--- MATERIAL FOR THIS TASK ---

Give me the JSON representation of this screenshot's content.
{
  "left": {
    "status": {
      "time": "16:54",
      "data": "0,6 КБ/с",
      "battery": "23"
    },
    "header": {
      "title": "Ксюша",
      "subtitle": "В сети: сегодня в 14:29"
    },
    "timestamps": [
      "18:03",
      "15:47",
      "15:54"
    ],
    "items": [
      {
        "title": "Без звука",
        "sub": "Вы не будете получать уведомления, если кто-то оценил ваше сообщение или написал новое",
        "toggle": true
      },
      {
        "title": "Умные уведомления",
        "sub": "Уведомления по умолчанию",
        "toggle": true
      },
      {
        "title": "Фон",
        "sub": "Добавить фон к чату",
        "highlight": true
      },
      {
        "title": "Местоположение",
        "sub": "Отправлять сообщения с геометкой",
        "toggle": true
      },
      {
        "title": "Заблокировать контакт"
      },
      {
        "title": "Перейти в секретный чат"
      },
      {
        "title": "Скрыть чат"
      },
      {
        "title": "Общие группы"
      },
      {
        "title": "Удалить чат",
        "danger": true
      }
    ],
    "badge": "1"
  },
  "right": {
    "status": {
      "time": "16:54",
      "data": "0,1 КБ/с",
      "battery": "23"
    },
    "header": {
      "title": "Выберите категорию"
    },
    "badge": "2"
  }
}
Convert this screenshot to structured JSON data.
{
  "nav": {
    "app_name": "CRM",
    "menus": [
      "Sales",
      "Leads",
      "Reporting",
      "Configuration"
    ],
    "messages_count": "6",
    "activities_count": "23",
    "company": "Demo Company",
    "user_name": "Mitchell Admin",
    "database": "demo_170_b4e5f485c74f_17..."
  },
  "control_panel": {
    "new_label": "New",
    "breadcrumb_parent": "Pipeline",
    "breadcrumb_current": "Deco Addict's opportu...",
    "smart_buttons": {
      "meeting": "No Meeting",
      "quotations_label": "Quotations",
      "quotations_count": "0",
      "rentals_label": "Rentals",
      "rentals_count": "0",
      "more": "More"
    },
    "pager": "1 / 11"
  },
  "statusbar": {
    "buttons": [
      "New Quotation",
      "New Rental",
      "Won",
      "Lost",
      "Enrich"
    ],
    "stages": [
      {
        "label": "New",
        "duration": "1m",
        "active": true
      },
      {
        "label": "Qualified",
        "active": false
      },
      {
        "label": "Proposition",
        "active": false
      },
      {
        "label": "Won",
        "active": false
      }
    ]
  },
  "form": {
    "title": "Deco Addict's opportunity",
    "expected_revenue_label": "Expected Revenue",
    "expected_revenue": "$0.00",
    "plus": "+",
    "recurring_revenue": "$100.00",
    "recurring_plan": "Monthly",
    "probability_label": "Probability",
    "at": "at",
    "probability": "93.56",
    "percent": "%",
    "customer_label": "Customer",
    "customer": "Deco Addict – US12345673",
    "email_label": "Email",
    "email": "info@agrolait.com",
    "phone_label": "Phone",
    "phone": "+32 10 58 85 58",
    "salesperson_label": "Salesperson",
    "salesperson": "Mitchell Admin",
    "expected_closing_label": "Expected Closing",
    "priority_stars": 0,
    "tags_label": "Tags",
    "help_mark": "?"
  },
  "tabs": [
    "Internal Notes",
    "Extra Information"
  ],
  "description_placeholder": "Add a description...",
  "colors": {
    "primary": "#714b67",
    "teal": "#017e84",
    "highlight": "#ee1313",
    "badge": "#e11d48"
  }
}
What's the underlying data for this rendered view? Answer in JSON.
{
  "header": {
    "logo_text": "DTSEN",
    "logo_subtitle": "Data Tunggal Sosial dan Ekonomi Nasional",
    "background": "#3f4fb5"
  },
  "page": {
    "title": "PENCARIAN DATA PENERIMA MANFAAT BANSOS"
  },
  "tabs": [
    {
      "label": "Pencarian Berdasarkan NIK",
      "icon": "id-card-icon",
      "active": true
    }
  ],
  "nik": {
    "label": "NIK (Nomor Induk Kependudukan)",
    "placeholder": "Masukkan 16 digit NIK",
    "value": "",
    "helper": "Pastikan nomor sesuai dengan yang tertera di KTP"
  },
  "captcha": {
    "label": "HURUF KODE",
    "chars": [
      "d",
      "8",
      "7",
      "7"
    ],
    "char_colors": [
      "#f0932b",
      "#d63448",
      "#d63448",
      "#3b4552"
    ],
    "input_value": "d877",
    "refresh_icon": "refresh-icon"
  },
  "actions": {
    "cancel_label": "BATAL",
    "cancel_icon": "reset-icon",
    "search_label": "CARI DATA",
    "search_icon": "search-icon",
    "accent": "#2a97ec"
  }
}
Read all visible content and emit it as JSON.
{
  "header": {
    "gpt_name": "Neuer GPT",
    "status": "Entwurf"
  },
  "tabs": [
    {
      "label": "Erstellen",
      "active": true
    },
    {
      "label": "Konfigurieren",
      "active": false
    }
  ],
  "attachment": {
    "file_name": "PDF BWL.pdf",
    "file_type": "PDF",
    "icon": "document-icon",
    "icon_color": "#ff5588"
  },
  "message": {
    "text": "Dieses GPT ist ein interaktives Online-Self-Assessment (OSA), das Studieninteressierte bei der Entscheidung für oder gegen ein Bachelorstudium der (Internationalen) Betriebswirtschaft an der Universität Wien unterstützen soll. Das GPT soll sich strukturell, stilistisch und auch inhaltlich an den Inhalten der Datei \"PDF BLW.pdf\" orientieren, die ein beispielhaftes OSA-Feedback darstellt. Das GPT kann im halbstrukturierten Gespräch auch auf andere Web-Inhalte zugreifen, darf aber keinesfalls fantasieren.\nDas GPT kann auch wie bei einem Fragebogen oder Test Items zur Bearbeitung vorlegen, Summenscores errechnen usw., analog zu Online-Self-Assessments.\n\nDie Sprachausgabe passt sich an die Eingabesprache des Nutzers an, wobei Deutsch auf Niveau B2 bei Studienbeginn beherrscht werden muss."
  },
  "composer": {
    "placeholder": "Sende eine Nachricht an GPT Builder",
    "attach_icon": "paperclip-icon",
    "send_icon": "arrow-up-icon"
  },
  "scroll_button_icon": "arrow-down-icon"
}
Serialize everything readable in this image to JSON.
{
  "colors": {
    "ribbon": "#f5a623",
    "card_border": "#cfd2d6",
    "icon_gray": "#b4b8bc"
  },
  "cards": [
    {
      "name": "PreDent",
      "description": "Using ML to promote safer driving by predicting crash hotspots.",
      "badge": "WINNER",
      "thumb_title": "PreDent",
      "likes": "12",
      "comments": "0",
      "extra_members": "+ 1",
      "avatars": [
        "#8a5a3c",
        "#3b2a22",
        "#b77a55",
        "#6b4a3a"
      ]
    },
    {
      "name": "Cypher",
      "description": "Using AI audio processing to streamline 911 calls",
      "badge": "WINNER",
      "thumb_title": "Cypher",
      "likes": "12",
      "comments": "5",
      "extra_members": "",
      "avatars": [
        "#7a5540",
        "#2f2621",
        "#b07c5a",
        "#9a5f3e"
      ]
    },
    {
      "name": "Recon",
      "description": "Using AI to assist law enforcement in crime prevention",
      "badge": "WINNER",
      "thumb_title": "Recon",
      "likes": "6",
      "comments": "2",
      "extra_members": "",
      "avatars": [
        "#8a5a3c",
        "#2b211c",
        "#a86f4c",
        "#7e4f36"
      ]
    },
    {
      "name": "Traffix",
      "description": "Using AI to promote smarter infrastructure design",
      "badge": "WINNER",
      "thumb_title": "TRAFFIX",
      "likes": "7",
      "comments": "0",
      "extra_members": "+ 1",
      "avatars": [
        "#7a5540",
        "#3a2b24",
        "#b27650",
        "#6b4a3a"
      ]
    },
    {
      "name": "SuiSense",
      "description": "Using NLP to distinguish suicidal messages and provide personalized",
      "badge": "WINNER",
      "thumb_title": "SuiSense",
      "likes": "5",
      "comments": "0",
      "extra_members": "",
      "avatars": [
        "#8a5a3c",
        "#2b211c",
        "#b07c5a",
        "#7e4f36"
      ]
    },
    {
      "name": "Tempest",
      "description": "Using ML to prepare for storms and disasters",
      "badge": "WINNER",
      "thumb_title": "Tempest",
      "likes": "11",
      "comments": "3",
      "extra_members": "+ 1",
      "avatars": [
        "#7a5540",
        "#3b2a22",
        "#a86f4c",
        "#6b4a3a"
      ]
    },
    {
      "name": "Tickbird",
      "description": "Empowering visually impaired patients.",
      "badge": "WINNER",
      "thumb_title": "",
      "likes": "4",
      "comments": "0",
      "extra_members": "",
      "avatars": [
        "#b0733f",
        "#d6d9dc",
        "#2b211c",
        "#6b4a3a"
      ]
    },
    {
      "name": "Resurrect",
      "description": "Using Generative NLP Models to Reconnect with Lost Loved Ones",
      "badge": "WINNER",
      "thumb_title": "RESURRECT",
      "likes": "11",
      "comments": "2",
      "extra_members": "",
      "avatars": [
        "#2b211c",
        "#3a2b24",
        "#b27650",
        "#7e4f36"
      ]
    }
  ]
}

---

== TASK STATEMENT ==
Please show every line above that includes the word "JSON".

== RESPONSE AREA ==
Give me the JSON representation of this screenshot's content.
Convert this screenshot to structured JSON data.
What's the underlying data for this rendered view? Answer in JSON.
Read all visible content and emit it as JSON.
Serialize everything readable in this image to JSON.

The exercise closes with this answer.